“The results show that most Zimbabwean employees lack business acumen, research skills, innovation, and financial literacy, business report writing skills, critical thinking, numerical reasoning, people management, time management and business etiquette,” the report says.
“A careful review of these same weaknesses reveals that these are the most sought-after skills in developed countries.”
The report said the lack of these skills could be one of the reasons why some Zimbabwean companies struggle to remain viable.
“Developed countries have poured money into developing these skills at an early age. Could this be the reason why most companies locally are going bankrupt? Could this be the reason why our economy is struggling?” the report asks.
The report established that only 27% of the respondents were highly competent in business acumen with the same percentage being competent in research skills. Other low percentages of competence were recorded in critical thinking (41%), financial literacy (30%), innovation (30%) time management (38%), people management (38%) and business report writing (37%).
A total of 818 respondents participated in this survey. The survey link was e-mailed to Zimbabwean employees. Of the respondents, 67,2% were male while 32,8% were female.
With regards to qualifications of the respondents of the survey, 46,6% had a post-graduate qualification, 31,3% had an undergraduate degree, 14,9% had a diploma qualification with the remainder taking lower qualifications than a diploma.
The report recommended that the Stem (Science, Technology, Engineering and Mathematics) initiative by government, which encourages the study of subjects such as mathematics and science in schools, could be used to remedy the shortfalls in the employees skill set.
“The Stem initiate being driven by the Ministry of Higher Education, Science and Technology Development is very noble.
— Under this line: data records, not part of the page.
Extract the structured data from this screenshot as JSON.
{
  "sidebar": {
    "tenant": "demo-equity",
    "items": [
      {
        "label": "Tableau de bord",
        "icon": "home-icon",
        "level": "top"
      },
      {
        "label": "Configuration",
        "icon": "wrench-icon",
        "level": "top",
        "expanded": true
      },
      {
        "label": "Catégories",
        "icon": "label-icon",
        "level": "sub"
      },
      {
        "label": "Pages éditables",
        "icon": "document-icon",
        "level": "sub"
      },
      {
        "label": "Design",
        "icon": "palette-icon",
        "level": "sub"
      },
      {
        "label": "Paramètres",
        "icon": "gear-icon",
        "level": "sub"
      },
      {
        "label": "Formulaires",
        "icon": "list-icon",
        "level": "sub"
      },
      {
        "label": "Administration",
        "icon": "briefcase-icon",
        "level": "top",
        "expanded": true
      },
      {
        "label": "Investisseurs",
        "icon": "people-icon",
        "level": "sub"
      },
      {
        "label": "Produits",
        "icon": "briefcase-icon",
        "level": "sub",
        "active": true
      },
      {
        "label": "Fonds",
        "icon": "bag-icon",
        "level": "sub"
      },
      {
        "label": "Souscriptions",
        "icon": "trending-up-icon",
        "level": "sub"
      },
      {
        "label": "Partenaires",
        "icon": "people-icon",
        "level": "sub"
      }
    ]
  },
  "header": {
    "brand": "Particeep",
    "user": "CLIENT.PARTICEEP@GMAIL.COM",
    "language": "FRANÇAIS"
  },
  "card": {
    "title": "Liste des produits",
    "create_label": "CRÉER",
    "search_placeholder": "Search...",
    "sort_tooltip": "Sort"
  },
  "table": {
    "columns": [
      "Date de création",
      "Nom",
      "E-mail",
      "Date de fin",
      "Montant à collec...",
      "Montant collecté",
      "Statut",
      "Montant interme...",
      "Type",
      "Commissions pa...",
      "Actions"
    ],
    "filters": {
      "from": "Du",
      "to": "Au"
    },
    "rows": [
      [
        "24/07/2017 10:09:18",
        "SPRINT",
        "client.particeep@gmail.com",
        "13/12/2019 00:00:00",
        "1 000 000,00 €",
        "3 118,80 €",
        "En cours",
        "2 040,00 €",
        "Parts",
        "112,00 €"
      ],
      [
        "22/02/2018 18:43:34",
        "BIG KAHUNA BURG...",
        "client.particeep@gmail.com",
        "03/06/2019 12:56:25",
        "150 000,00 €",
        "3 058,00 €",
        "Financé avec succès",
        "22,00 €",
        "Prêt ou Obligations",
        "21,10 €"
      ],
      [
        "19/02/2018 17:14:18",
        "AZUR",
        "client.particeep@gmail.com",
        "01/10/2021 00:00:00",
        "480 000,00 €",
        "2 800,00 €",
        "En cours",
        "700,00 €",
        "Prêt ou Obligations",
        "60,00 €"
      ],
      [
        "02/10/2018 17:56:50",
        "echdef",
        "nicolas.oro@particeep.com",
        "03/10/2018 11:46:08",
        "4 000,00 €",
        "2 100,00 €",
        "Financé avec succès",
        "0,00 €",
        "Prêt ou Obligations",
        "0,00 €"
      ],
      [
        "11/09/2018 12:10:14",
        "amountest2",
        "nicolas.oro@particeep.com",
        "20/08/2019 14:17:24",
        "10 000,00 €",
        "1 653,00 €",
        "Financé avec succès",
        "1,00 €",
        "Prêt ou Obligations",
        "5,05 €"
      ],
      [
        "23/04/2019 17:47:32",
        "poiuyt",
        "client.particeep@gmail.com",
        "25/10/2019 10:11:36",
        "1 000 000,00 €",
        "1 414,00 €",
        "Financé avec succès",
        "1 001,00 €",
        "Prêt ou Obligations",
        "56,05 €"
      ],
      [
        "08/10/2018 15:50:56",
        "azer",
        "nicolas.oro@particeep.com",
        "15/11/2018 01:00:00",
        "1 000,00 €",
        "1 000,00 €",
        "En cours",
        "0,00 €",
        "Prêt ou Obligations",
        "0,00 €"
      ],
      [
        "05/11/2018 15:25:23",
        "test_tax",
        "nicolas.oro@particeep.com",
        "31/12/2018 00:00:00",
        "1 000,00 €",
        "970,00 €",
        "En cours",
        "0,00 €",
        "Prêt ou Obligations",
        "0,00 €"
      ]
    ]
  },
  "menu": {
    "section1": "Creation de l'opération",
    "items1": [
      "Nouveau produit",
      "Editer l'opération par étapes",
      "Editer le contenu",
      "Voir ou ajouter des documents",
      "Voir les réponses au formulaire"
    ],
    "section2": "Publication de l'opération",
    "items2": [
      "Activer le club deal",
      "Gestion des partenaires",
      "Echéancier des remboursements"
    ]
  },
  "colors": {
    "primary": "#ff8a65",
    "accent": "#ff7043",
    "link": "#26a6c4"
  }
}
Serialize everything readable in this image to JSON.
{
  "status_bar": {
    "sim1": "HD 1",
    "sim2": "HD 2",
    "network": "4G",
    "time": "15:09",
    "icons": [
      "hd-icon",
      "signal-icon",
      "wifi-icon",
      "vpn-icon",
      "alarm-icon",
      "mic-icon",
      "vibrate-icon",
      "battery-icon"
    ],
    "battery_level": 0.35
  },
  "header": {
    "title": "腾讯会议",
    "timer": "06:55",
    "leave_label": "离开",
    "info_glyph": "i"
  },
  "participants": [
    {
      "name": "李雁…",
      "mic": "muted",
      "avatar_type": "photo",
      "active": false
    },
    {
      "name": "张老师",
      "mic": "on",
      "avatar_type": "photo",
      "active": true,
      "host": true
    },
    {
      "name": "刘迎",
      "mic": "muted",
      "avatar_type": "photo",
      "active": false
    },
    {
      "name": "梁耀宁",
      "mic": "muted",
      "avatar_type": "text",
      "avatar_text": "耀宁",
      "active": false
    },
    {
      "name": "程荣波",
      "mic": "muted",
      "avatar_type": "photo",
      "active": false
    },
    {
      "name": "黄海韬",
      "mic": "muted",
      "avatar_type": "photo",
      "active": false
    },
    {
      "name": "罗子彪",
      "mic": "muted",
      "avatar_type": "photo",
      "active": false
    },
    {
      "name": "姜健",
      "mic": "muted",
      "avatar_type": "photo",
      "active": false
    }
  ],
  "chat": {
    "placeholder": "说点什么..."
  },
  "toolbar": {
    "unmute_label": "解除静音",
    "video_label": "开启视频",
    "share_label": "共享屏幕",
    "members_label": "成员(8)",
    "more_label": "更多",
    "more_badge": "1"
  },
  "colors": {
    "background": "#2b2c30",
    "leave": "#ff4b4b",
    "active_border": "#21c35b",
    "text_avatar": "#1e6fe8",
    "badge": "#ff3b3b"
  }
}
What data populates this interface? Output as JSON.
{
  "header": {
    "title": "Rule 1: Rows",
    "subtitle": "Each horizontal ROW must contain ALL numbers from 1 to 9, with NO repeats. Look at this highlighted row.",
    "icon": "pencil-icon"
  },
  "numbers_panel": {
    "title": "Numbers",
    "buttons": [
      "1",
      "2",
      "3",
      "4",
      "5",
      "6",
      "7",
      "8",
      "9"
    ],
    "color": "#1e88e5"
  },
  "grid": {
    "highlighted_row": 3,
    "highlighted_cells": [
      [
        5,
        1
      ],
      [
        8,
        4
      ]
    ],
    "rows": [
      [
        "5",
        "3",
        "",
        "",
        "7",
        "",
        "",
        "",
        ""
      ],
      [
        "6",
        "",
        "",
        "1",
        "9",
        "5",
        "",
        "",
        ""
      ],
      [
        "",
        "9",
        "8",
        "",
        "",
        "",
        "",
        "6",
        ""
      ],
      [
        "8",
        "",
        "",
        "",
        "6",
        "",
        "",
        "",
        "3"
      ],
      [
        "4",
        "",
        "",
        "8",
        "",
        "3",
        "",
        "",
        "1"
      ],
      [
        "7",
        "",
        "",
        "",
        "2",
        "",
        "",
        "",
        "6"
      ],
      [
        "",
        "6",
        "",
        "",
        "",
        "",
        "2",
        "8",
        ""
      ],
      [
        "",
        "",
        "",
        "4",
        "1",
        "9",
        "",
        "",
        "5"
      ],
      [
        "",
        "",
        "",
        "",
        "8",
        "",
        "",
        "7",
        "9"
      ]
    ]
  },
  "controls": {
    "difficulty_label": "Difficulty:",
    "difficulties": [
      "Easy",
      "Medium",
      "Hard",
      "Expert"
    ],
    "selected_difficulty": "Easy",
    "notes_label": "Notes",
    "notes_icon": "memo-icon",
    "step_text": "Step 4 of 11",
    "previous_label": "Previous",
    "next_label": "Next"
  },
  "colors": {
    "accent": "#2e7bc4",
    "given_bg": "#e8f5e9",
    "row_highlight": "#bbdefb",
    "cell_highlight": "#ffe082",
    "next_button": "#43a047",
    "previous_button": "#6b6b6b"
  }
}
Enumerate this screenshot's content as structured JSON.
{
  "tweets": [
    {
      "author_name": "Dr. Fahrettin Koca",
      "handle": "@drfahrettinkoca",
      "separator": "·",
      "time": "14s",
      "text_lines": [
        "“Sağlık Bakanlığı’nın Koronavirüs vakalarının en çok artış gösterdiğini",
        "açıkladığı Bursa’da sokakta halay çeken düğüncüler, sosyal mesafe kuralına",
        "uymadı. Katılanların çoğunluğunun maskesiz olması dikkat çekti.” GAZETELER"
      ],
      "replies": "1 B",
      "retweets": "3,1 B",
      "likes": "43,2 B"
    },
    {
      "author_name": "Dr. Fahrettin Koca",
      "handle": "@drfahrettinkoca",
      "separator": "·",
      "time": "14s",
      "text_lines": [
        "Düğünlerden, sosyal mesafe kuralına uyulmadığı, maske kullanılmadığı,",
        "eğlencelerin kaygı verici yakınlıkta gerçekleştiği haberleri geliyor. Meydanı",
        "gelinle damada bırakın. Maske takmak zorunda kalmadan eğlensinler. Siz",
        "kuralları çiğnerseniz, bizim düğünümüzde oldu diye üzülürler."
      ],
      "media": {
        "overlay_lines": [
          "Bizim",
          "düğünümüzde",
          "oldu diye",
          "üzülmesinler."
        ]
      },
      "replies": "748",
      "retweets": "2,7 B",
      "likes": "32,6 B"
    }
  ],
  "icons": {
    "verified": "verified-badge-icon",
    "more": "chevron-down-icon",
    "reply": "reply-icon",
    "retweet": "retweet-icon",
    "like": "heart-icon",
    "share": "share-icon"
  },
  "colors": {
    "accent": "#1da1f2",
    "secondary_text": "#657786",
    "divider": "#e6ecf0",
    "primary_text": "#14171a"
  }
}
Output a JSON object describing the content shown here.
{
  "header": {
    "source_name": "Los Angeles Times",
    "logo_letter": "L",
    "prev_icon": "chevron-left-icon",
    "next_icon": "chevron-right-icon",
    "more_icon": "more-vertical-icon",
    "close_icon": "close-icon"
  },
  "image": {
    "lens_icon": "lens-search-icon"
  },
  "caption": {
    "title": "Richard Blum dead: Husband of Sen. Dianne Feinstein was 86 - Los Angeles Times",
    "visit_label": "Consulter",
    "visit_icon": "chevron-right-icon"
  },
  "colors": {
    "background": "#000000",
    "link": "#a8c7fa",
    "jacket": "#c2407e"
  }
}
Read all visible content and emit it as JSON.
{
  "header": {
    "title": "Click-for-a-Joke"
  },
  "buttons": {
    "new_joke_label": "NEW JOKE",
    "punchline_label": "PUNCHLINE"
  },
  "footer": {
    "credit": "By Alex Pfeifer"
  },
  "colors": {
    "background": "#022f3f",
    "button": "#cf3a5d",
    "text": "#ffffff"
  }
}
Should they decide to broaden the skills set they could incorporate some of these skills where Zimbabweans have deficiencies,” the report prescribes.
It was established by the survey that a large percentage of participants (59%) are highly competent in using Microsoft Word. It revealed that 57% of the participants are highly competent in technical skills (specific to their job).
The report also found that 50% of the participants are highly competent in team working skills.
There is a strong association, the report established, between presentation skills and the economic sector, employee level and academic sector.
“A large percentage (54%) of employees in senior management and executive level are highly competent, 56% of the employees in the middle management are competent and 46% of those who are in the non-managerial and junior management level are competent in presentation skills,” the report notes.
“Most of the employees with a post-graduate and doctorate qualification are highly competent in presentation skills.”
The report also found that most of the employees with a qualification below a post-graduate degree are highly competent on innovation than their colleagues.
It is also shown in the report that a large percentage of participants (59%) are highly competent in using Microsoft Word, with 57% of the participants being highly competent in technical skills (specific to their job).
The report also observes that 50% of the participants are highly competent in team working skills.
“Most of the employees in automotive, public service and local government and law and legal services have good interpersonal skills. Middle management employees are the category with the lowest competency level on interpersonal skills,” the report states.